Exercise instructions
Read through the records. Copy each line that has the word "value".

Records for this exercise
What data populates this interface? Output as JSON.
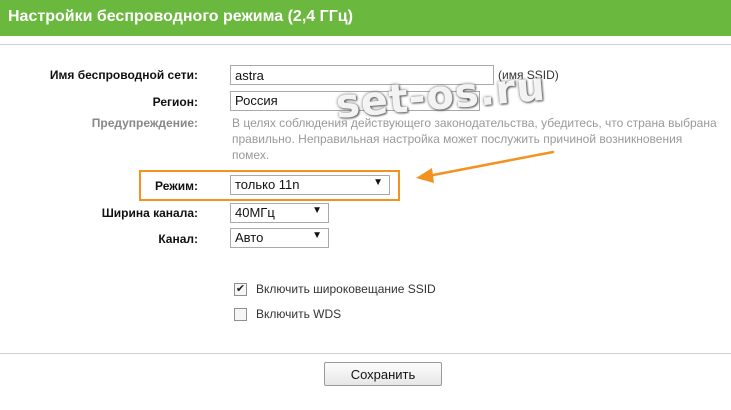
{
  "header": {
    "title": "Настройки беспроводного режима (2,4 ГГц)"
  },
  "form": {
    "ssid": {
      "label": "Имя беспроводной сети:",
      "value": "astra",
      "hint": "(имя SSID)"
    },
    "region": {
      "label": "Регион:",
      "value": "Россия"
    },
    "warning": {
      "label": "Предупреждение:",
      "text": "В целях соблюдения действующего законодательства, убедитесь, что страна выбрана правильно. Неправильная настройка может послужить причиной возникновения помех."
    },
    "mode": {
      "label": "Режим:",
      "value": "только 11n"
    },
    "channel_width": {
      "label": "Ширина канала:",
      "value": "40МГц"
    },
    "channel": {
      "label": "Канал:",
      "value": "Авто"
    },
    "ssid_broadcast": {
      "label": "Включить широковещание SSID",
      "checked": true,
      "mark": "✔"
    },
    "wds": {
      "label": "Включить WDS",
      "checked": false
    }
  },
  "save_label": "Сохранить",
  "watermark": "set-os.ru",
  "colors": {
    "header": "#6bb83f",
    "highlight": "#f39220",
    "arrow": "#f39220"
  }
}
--
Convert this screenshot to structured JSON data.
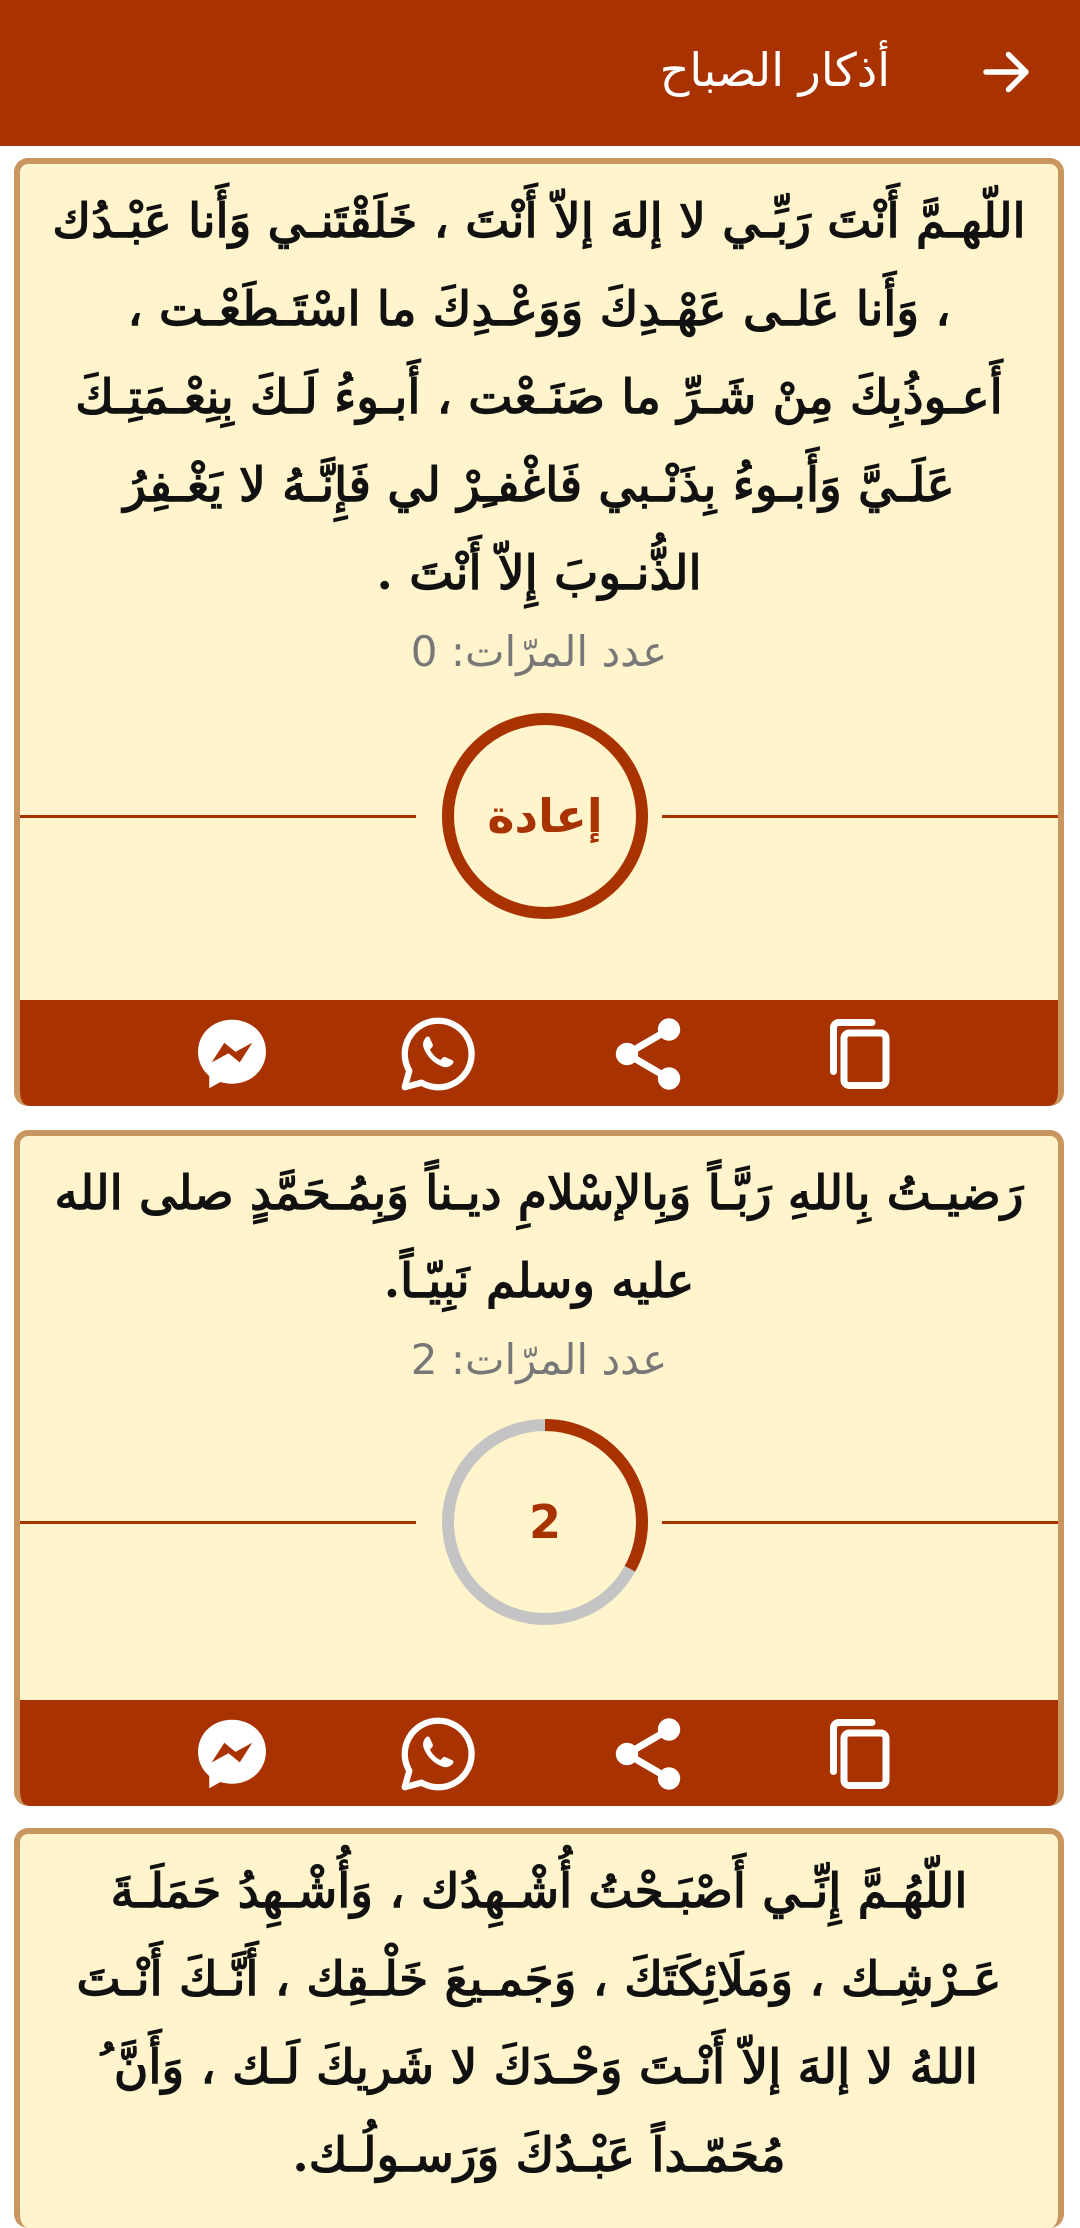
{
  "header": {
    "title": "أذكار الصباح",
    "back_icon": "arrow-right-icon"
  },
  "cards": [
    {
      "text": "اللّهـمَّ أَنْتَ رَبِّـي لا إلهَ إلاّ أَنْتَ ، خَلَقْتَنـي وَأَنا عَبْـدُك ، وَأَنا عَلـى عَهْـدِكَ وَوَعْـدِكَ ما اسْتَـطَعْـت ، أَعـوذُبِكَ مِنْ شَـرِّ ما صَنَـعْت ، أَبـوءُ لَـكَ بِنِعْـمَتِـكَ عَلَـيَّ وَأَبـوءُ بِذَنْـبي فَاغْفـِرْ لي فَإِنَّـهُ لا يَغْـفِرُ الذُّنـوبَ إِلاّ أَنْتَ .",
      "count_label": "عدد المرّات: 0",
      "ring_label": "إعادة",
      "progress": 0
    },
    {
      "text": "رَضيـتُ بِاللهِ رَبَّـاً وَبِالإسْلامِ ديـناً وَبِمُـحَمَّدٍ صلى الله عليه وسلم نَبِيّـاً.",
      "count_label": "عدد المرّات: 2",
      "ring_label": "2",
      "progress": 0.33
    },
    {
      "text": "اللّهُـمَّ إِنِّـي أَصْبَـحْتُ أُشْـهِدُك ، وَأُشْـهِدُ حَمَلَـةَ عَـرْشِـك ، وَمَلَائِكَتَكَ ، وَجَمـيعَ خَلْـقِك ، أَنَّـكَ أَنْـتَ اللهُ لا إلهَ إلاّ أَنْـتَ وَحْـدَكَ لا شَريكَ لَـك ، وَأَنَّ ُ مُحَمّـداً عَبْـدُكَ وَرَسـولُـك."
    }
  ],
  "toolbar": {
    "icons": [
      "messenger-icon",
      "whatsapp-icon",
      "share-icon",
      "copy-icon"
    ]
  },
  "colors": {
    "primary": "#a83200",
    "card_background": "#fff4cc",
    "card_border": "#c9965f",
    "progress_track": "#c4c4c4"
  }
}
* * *
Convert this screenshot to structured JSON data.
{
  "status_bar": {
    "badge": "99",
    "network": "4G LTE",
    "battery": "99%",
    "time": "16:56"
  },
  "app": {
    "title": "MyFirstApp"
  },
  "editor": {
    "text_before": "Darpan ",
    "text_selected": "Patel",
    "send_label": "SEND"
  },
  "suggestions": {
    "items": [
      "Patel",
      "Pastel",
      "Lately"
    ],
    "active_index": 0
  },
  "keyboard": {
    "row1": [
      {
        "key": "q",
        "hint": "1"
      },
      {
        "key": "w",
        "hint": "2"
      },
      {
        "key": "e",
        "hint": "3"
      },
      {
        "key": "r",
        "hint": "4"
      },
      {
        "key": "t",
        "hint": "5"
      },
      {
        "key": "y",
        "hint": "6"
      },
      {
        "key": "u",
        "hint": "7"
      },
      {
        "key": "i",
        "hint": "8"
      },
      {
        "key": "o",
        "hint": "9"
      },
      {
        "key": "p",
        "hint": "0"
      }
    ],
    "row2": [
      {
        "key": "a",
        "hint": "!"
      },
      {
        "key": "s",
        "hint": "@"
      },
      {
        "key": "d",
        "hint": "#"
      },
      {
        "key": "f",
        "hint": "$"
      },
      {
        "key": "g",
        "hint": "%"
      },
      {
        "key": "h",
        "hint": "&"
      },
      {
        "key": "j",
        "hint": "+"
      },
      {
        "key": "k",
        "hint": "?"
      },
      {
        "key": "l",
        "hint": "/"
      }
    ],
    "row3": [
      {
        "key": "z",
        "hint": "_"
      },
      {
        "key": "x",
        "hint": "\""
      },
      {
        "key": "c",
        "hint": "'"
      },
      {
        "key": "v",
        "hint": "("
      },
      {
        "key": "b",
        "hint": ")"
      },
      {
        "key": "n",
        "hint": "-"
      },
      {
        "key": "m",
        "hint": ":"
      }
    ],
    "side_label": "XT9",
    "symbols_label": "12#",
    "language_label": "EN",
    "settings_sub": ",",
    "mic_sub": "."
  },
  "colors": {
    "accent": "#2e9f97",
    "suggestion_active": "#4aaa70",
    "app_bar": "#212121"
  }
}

Response box
      "value": "astra",
      "value": "Россия"
      "value": "только 11n"
      "value": "40МГц"
      "value": "Авто"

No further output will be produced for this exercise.